The Pentagon's chief spokesman is refusing to say whether the last ISIS stronghold in Syria has fallen a day after President Donald Trump announced the caliphate's demise for the fourth time in as many months.
"Wherever ISIS exists, we will continue to pursue them with our partners and allies in the region," Charles Summers told reporters on Thursday at a Pentagon media event.
When asked if the fight to clear ISIS from Syria's Middle Euphrates River Valley has ended, Summers replied, "We continue to fight against ISIS wherever they may be."
Should your friend and humble Pentagon correspondent live for another 50 years, you can expect to read a Pentagon Run-Down in 2069 about how many U.S. troops President George P. Bush III plans to leave in Syria. (Assuming, of course, that Joe Biden doesn't run in 2068.)
That's because current President Donald Trump had vowed to pull all U.S. troops from Syria back in December, but since then has agreed to leave some U.S. service members there. The White House initially said about 200 U.S. troops would remain in Syria, but government officials have since pegged the number at several hundred.
Now the Wall Street Journal is reporting that up to 1,000 U.S. troops could make up the residual force in Syria. The Pentagon pushed back on that story unusually hard, presumably because defense officials are terrified that Trump will think the military is trying to force him to commit more troops to Syria.
BAGHOUZ, Syria (Reuters) - The operation to take Islamic State's last enclave in eastern Syria looked close to an end on Wednesday, with no sign of clashes as U.S.-backed fighters said they were combing the area for hidden jihadists.
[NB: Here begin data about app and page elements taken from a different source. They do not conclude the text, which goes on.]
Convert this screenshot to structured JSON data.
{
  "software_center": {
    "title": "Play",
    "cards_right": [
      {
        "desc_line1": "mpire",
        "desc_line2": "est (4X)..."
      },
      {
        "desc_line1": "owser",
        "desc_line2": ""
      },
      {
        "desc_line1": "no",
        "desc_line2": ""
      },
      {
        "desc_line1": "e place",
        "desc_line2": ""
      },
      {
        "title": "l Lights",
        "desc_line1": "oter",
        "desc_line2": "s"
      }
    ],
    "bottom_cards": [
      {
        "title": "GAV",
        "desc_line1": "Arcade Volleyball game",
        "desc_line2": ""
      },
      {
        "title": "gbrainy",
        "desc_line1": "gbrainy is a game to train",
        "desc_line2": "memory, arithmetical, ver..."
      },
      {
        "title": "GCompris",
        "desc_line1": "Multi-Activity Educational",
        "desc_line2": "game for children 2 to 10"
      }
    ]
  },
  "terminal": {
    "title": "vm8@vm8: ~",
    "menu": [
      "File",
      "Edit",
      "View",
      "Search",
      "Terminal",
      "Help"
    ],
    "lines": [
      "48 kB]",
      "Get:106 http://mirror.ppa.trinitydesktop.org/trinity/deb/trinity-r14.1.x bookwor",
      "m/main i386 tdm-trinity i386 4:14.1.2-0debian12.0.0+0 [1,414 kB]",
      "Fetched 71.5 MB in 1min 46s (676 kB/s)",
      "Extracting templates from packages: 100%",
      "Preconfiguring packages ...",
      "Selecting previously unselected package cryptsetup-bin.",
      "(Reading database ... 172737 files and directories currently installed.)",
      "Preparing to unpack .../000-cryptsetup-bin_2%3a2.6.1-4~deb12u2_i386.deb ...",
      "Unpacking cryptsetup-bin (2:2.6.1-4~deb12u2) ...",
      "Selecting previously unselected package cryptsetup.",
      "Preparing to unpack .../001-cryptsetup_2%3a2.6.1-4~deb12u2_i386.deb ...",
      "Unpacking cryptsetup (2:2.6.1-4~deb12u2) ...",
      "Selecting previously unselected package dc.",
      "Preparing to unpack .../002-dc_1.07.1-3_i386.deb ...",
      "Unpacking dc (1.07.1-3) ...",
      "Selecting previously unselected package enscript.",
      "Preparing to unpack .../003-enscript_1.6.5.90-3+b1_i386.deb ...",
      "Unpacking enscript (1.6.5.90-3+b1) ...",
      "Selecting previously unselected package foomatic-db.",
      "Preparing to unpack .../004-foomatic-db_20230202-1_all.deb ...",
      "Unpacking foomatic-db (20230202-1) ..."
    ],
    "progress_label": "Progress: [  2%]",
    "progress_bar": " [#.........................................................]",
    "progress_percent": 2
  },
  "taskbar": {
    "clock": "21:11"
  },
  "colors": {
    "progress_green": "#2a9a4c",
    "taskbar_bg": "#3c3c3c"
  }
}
BEIRUT (Reuters) - Iran and Syria on Monday demanded the United States withdraw its troops from Syria, and the Damascus government threatened to defeat Washington's Kurdish allies by force if they did not submit to the return of state authority.
GENEVA (Reuters) - ISIS is down to its last few hundred fighters and less than a square kilometer of land in a battle for its final Syrian stronghold, although it may have 15,000-20,000 armed adherents in Syria and Iraq, U.S. envoy James Jeffrey said on Friday.